    Overall, the announcement of the AOC and the first round of responses was surrounded by rhetoric of independence and further internationalization of ICANN.  BBC News wrote that “US relaxes grip on the internet,”  Guardian titled their item: “US relinquishes control of the internet,” and  “Internet News” announced that “U.S. Cedes ICANN Control to the World” (other outlets had similar titles).  On the ICANN’s website, there is an entire collection of responses from industry leaders and politicians from all over the world, who solute the AOC.  Some of the US newspapers were a bit more critical.  The PC World published an article titled: “U.S. Loosens Grip On ICANN, Domain Chaos To Follow?” where they discuss ICANN’s intentions to introduce new top level domains and domains in non-Latin characters.  However, the overwhelming majority of responses are applauding the supposed independence.

    More specifically, the independence stems from the fact that the review of ICANN’s activity will be no longer conducted by the DOC, but by a committee of supposedly independent experts and will be also put out online for public comments.  That is again, nominally.  In fact, there are reasons to question the independent character of this committee.  As Ian Douglas of the Telegraph notes, members of these committees will still come from the ICANN circles, thus implying little change in the character of the oversight.  Milton Muller adds to it by highlighting that people who are going to be reviewed by the committee, i.e. the ICANN management, are those who are responsible for nomination of committee members.  According to AOC, the CEO of ICANN and the Chair of the Government Advisory Group (GAC) are those who appoint the review committee members.

    The other aspect highlighted in the AOC and in the responses to it is the private sector leadership.  Even though there is literature suggesting otherwise, the commonly held perception, especially in the diplomatic circles, was that the US Government is leading ICANN.  In practice, again, there were much more shades of gray and the industry played an important role in steering ICANN in particular directions (Milton refers to this as well in his review of AOC).  In the current arrangement, the governments are getting a heavier say in the process.  Even if they are not formally in a decision-making position, they are now in a position where they directly involved in setting the parameters of the discourse and who is getting the stage.

    Personally, I still find it difficult to see beyond the rhetoric of independence and internationalization at the moment.  While this is presented as an important step, it remains to be seen how significant the actual change is going to be, particularly in terms of public participation in ICANN’s activity.  One of the points that struck me in the interview Rod Beckstrom gave to the NPR, was him equating public participation to the participation of the governments.  Indeed, this is the view held by many States that were eager to have a more significant say on issues of Internet Governance; the rhetoric there is that governments are representatives of their people and they know the best how to take care of their people’s interests.  While this may be acceptable in some cases and in some cultures, it is definitely not a homogeneous take.  I doubt that many people affiliated with the civil society or civil rights activists, particularly in places that do not excel on that front, will agree with that equation.

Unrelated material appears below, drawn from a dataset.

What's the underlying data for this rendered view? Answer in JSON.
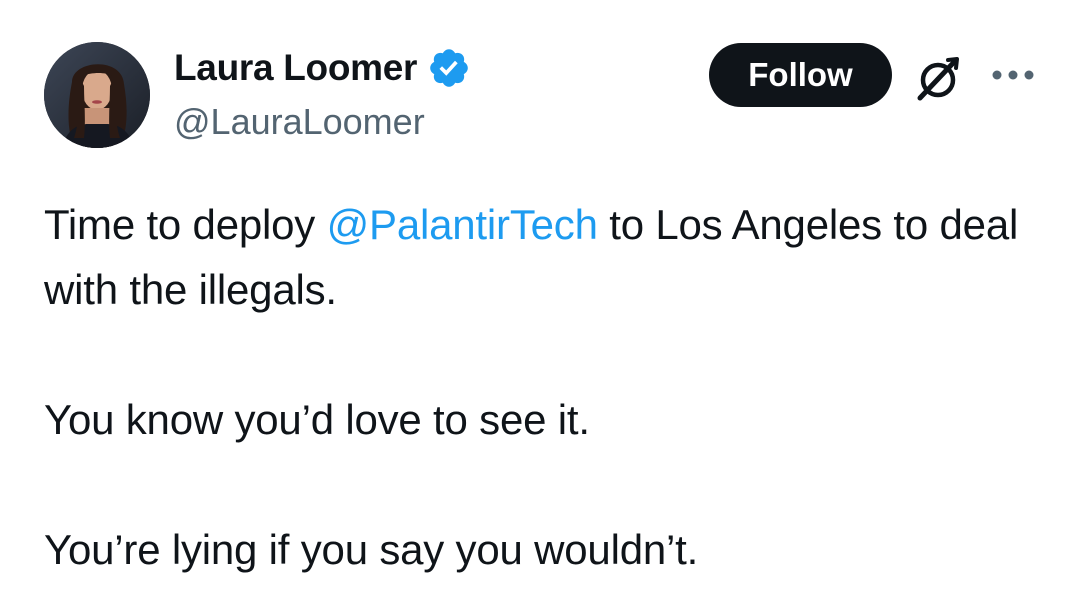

    I think the affirmation, even though it represents a somewhat expected compromise, is a positive step and the rhetoric surrounding it is encouraging.  However we still have to wait and see if the actions will align with the rhetoric and whether October 1, 2009 will be remembered as a pivotal date in the history of Internet Governance.  Moreover, this step makes the upcoming Internet Governance Forum particularly interesting and I wonder what kind of effect this announcement will have on its agenda.  I guess we will see the first signs tomorrow at IGF-USA that will take place in Washington DC.